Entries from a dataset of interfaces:
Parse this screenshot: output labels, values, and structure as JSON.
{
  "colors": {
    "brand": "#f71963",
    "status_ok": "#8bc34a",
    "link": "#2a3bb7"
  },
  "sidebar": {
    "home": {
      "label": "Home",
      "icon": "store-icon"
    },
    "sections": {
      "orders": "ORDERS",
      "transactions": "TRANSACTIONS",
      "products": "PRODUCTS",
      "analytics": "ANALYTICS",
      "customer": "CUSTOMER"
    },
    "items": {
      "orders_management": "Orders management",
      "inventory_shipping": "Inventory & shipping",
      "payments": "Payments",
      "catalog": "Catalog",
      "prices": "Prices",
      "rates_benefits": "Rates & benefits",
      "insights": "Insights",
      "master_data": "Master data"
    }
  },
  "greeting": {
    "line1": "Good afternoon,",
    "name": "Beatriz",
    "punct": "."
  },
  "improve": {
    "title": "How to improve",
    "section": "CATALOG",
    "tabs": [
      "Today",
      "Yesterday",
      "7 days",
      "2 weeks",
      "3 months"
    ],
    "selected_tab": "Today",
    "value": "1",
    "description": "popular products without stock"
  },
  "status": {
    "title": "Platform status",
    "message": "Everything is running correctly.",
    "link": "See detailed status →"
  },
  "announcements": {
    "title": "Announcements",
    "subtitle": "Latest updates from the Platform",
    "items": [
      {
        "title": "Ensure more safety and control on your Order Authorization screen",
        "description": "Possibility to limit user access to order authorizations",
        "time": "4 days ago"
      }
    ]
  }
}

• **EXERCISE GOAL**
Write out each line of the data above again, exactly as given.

• **ANSWER AREA**
Parse this screenshot: output labels, values, and structure as JSON.
{
  "colors": {
    "brand": "#f71963",
    "status_ok": "#8bc34a",
    "link": "#2a3bb7"
  },
  "sidebar": {
    "home": {
      "label": "Home",
      "icon": "store-icon"
    },
    "sections": {
      "orders": "ORDERS",
      "transactions": "TRANSACTIONS",
      "products": "PRODUCTS",
      "analytics": "ANALYTICS",
      "customer": "CUSTOMER"
    },
    "items": {
      "orders_management": "Orders management",
      "inventory_shipping": "Inventory & shipping",
      "payments": "Payments",
      "catalog": "Catalog",
      "prices": "Prices",
      "rates_benefits": "Rates & benefits",
      "insights": "Insights",
      "master_data": "Master data"
    }
  },
  "greeting": {
    "line1": "Good afternoon,",
    "name": "Beatriz",
    "punct": "."
  },
  "improve": {
    "title": "How to improve",
    "section": "CATALOG",
    "tabs": [
      "Today",
      "Yesterday",
      "7 days",
      "2 weeks",
      "3 months"
    ],
    "selected_tab": "Today",
    "value": "1",
    "description": "popular products without stock"
  },
  "status": {
    "title": "Platform status",
    "message": "Everything is running correctly.",
    "link": "See detailed status →"
  },
  "announcements": {
    "title": "Announcements",
    "subtitle": "Latest updates from the Platform",
    "items": [
      {
        "title": "Ensure more safety and control on your Order Authorization screen",
        "description": "Possibility to limit user access to order authorizations",
        "time": "4 days ago"
      }
    ]
  }
}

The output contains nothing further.